**TASK BRIEF**
Search each line below for the word "icon" and list those that contain it.

Element data from apps and pages
┄┄┄┄┄┄┄┄┄┄┄┄┄┄┄┄┄┄┄┄

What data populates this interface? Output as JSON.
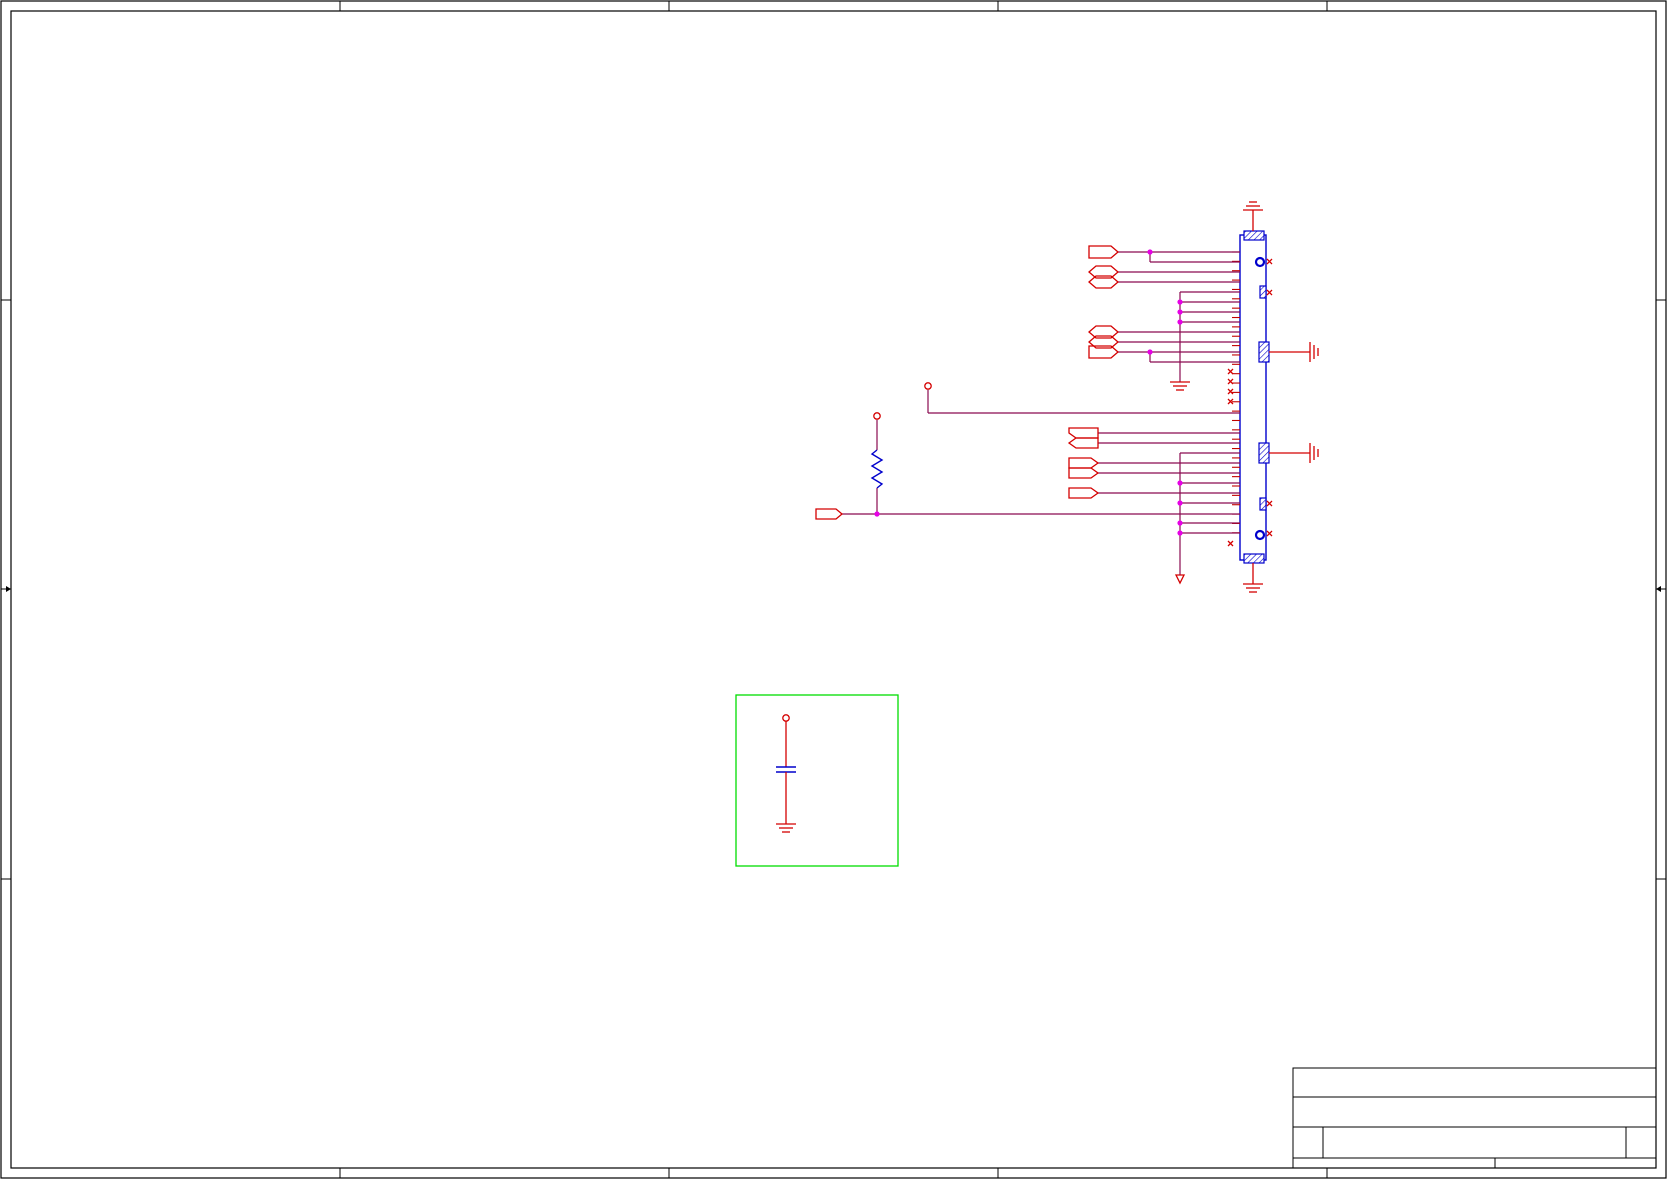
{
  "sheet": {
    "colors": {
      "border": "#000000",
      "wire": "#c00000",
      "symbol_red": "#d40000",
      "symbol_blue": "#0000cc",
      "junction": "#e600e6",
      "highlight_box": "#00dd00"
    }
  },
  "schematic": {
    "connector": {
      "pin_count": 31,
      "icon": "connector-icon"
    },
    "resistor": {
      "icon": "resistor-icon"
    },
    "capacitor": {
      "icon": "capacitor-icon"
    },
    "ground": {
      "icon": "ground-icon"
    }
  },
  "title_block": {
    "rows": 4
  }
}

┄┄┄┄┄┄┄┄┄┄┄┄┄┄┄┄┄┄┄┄

**ANSWER SPACE**
      "icon": "connector-icon"
      "icon": "resistor-icon"
      "icon": "capacitor-icon"
      "icon": "ground-icon"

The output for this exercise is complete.